[Interface dataset entries]
+++
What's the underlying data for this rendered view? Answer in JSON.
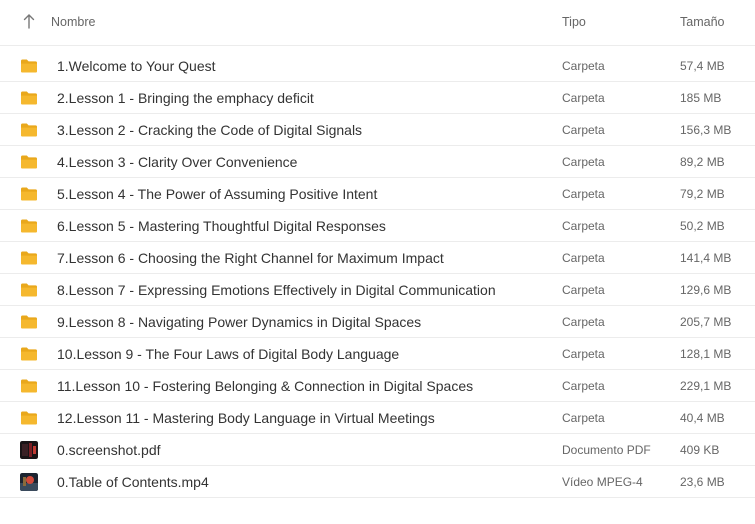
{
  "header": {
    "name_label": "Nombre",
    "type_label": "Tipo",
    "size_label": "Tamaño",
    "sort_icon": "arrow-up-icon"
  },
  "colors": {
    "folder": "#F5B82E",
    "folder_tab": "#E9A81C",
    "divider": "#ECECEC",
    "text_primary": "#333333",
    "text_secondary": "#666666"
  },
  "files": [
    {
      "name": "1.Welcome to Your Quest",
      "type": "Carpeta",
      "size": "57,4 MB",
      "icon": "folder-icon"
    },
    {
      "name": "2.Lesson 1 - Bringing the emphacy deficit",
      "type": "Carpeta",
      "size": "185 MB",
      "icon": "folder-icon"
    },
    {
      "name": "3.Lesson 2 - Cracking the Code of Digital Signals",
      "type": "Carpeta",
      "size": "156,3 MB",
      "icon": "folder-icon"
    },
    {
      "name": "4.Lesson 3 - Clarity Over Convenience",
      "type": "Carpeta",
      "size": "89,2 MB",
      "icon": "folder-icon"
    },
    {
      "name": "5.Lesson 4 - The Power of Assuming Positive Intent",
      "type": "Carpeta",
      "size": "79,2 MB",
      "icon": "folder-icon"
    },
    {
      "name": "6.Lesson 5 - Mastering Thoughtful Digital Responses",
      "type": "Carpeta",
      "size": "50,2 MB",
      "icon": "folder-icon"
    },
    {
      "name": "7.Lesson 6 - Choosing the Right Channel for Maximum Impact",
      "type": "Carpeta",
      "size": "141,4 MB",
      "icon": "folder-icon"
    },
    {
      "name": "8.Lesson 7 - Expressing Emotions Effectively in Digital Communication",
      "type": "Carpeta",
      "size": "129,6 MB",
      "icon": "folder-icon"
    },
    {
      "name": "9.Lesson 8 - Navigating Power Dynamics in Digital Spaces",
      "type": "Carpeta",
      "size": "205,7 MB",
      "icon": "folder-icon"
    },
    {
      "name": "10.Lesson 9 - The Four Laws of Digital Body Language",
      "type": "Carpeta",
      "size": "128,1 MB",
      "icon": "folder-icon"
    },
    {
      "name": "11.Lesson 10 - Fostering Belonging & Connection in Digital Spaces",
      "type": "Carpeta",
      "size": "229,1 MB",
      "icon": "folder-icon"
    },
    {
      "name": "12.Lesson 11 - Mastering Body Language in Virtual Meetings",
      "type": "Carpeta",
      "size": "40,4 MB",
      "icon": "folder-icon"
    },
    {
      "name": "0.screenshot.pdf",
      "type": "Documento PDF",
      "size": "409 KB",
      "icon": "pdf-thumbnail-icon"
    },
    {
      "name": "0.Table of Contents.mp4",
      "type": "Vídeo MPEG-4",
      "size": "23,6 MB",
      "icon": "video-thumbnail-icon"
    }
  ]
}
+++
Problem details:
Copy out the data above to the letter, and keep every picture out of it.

Response area:
What's the underlying data for this rendered view? Answer in JSON.
{
  "header": {
    "name_label": "Nombre",
    "type_label": "Tipo",
    "size_label": "Tamaño",
    "sort_icon": "arrow-up-icon"
  },
  "colors": {
    "folder": "#F5B82E",
    "folder_tab": "#E9A81C",
    "divider": "#ECECEC",
    "text_primary": "#333333",
    "text_secondary": "#666666"
  },
  "files": [
    {
      "name": "1.Welcome to Your Quest",
      "type": "Carpeta",
      "size": "57,4 MB",
      "icon": "folder-icon"
    },
    {
      "name": "2.Lesson 1 - Bringing the emphacy deficit",
      "type": "Carpeta",
      "size": "185 MB",
      "icon": "folder-icon"
    },
    {
      "name": "3.Lesson 2 - Cracking the Code of Digital Signals",
      "type": "Carpeta",
      "size": "156,3 MB",
      "icon": "folder-icon"
    },
    {
      "name": "4.Lesson 3 - Clarity Over Convenience",
      "type": "Carpeta",
      "size": "89,2 MB",
      "icon": "folder-icon"
    },
    {
      "name": "5.Lesson 4 - The Power of Assuming Positive Intent",
      "type": "Carpeta",
      "size": "79,2 MB",
      "icon": "folder-icon"
    },
    {
      "name": "6.Lesson 5 - Mastering Thoughtful Digital Responses",
      "type": "Carpeta",
      "size": "50,2 MB",
      "icon": "folder-icon"
    },
    {
      "name": "7.Lesson 6 - Choosing the Right Channel for Maximum Impact",
      "type": "Carpeta",
      "size": "141,4 MB",
      "icon": "folder-icon"
    },
    {
      "name": "8.Lesson 7 - Expressing Emotions Effectively in Digital Communication",
      "type": "Carpeta",
      "size": "129,6 MB",
      "icon": "folder-icon"
    },
    {
      "name": "9.Lesson 8 - Navigating Power Dynamics in Digital Spaces",
      "type": "Carpeta",
      "size": "205,7 MB",
      "icon": "folder-icon"
    },
    {
      "name": "10.Lesson 9 - The Four Laws of Digital Body Language",
      "type": "Carpeta",
      "size": "128,1 MB",
      "icon": "folder-icon"
    },
    {
      "name": "11.Lesson 10 - Fostering Belonging & Connection in Digital Spaces",
      "type": "Carpeta",
      "size": "229,1 MB",
      "icon": "folder-icon"
    },
    {
      "name": "12.Lesson 11 - Mastering Body Language in Virtual Meetings",
      "type": "Carpeta",
      "size": "40,4 MB",
      "icon": "folder-icon"
    },
    {
      "name": "0.screenshot.pdf",
      "type": "Documento PDF",
      "size": "409 KB",
      "icon": "pdf-thumbnail-icon"
    },
    {
      "name": "0.Table of Contents.mp4",
      "type": "Vídeo MPEG-4",
      "size": "23,6 MB",
      "icon": "video-thumbnail-icon"
    }
  ]
}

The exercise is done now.